Gas prices at U.S. pumps are close to $4 for a gallon. This is a response to the oil price which is hovering north of $100 a barrel. In the year 2004, after almost 2 decades of cheap energy, the price of oil started its sharp rise and peaked at $147 in 2008 (forecast-chart). After a severe setback in the second half of 2008 the oil price jumped again. Today oil costs around 3-times its average price in the 1990s!
The high oil price is slowing down the global economy because consumers have less money to spend for other goods, thanks to gasoline bill, heating and transportation costs which make many goods more expensive. And companies have to deal with higher costs. Hence the expensive oil is partly to be blamed for the lamented slow recovery of the world economy since the 2008/09 recession.
But there are other outcomes that even might be positive:
A new study by the University of Michigan shows that American motoring - as measured by miles driven - peaked in 2004 (qz.com). Hence this number started to fall in the same year as oil & gas prices began their steep climb. I reckon that this is not a coincidence. High gas prices spoil the fun of driving, they also make driving less affordable. At least people with a tight budget have to cut back driving.
But there are some positive outcomes. Less driving reduces the emission of car exhaust which is good for the whole environment and the health of everyone. It also prompts less accidents and people have more time for other things. Hence less driving might lead to a higher quality of life.
Back to the cities
Another study shows that the population of rural and small-town America contracted over the past two years (drivebycuriosity). An analysis of US Census Bureau data by the Department of Agriculture also found that people in their 20s and 30s were migrating away from the rural areas and were moving to large cities.
I reckon that the high energy costs are - at least parlty - the cause that people are returning to the cities. In the 80s and 90s - as gas was cheap - it was affordable to move into the suburbs and to commute to working places, shops and leisure spots far away. Now the high gas costs are punishing the population in the suburbs and the rural areas.

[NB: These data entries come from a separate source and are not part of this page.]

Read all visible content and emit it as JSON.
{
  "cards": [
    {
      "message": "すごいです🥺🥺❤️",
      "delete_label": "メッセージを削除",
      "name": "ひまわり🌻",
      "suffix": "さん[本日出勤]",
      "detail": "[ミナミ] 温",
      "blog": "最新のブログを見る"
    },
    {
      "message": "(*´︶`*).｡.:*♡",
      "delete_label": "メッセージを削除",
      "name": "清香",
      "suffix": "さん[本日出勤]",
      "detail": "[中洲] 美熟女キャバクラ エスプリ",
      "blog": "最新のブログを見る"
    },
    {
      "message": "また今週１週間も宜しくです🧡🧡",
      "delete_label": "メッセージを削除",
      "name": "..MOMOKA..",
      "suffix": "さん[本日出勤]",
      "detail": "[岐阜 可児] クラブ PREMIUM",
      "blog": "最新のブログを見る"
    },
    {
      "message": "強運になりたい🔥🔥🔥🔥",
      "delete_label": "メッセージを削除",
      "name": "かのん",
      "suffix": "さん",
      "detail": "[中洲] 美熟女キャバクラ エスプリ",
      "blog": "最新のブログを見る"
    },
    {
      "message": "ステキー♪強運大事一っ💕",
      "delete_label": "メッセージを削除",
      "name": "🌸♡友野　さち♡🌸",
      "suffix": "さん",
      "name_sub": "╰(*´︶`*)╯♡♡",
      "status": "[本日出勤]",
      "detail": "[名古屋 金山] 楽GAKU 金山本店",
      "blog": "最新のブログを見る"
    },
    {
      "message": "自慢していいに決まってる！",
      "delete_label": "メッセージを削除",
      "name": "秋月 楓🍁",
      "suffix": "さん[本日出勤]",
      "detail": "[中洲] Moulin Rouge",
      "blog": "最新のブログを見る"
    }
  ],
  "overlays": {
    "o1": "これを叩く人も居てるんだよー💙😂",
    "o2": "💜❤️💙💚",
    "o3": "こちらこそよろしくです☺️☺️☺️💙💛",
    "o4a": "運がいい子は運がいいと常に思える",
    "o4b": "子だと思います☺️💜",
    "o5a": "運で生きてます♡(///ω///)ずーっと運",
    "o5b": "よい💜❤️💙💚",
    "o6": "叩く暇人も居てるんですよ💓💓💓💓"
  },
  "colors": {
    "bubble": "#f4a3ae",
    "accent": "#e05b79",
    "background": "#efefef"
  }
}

If high oil prices lead to denser cities (to avoid commuting costs) they could be a remedy for the suburban sprawl, that transforms greenland into vast concrete areas.
Both trends, less driving and the return to the cities, could ease the negative effect of high oil prices on the wallets and could mitigate the headwind for the global economic growth in medium-term.